## What the exercise asks
Copy down the listing below exactly. Do not include pictures.

[Start of section]

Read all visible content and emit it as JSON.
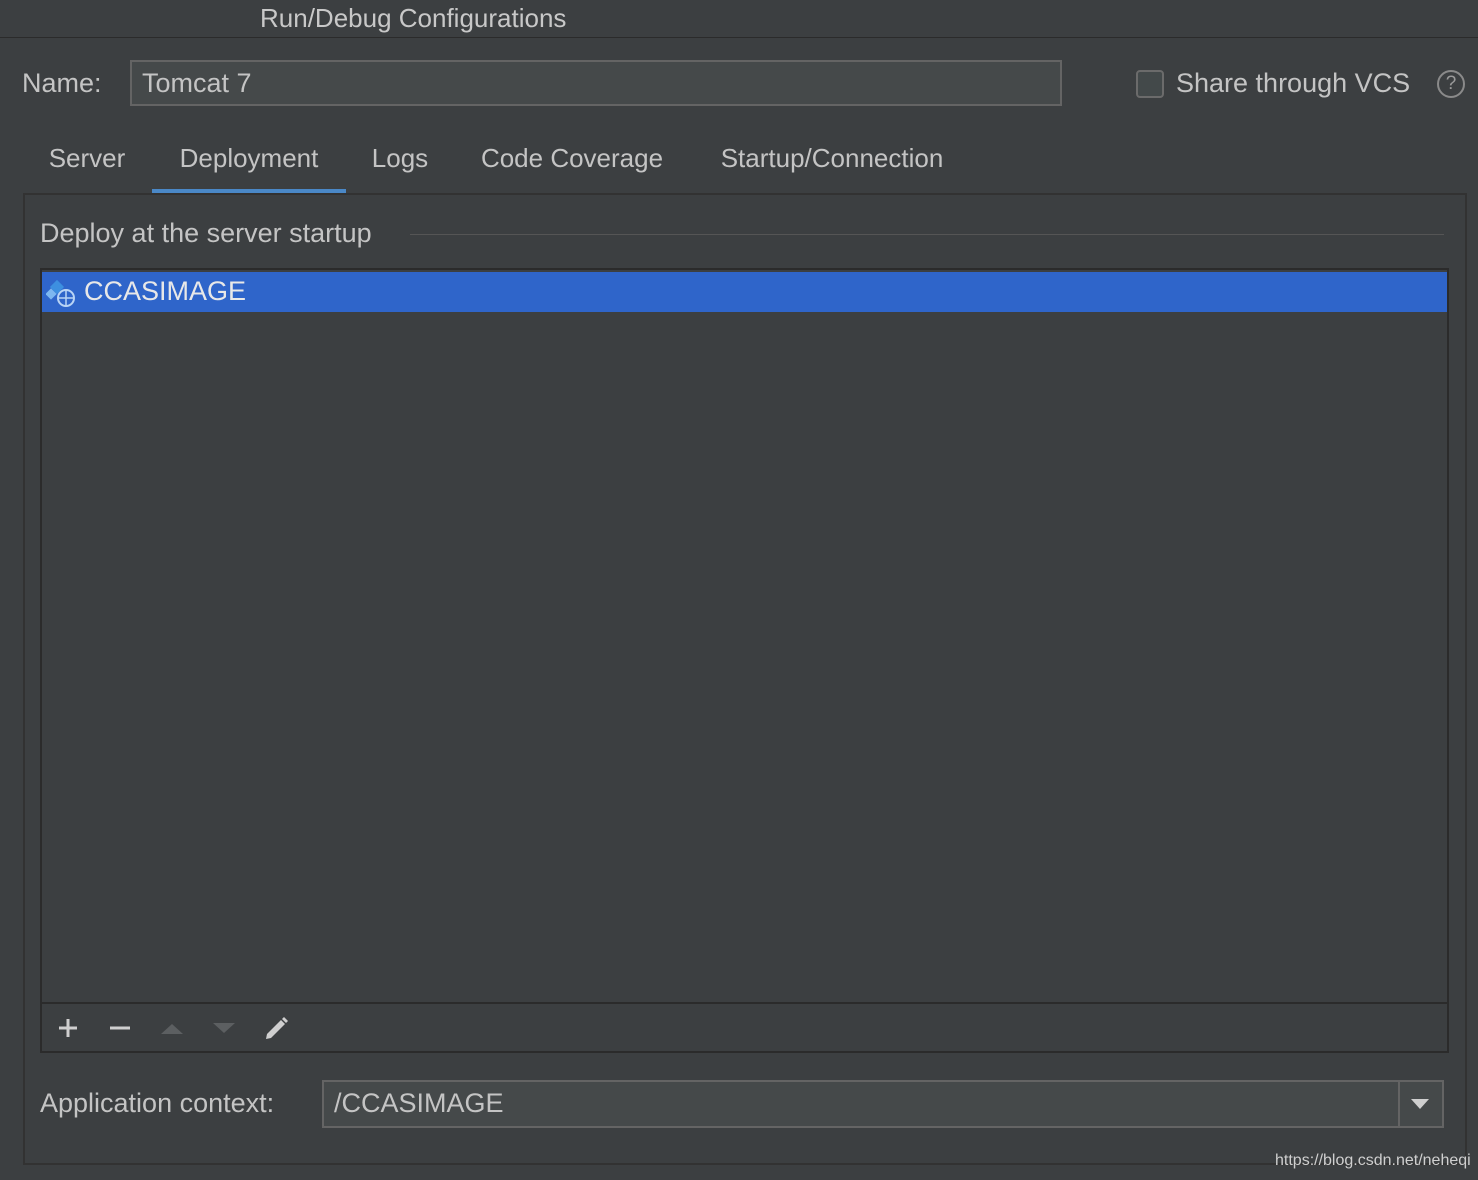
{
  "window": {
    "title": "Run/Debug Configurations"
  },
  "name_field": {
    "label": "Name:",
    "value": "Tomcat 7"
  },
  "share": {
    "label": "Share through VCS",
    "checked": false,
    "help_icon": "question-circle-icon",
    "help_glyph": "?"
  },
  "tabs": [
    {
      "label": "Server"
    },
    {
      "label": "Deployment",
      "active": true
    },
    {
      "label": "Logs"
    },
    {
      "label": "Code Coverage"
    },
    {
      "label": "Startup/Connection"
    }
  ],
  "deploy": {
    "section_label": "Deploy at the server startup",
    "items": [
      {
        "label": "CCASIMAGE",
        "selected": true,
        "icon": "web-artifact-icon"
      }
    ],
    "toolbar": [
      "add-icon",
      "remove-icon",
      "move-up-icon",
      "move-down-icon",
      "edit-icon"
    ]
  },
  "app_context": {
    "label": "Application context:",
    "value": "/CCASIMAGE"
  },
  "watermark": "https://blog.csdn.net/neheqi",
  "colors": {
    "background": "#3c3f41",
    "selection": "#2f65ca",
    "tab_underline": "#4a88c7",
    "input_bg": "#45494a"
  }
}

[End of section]

## The completed task
Read all visible content and emit it as JSON.
{
  "window": {
    "title": "Run/Debug Configurations"
  },
  "name_field": {
    "label": "Name:",
    "value": "Tomcat 7"
  },
  "share": {
    "label": "Share through VCS",
    "checked": false,
    "help_icon": "question-circle-icon",
    "help_glyph": "?"
  },
  "tabs": [
    {
      "label": "Server"
    },
    {
      "label": "Deployment",
      "active": true
    },
    {
      "label": "Logs"
    },
    {
      "label": "Code Coverage"
    },
    {
      "label": "Startup/Connection"
    }
  ],
  "deploy": {
    "section_label": "Deploy at the server startup",
    "items": [
      {
        "label": "CCASIMAGE",
        "selected": true,
        "icon": "web-artifact-icon"
      }
    ],
    "toolbar": [
      "add-icon",
      "remove-icon",
      "move-up-icon",
      "move-down-icon",
      "edit-icon"
    ]
  },
  "app_context": {
    "label": "Application context:",
    "value": "/CCASIMAGE"
  },
  "watermark": "https://blog.csdn.net/neheqi",
  "colors": {
    "background": "#3c3f41",
    "selection": "#2f65ca",
    "tab_underline": "#4a88c7",
    "input_bg": "#45494a"
  }
}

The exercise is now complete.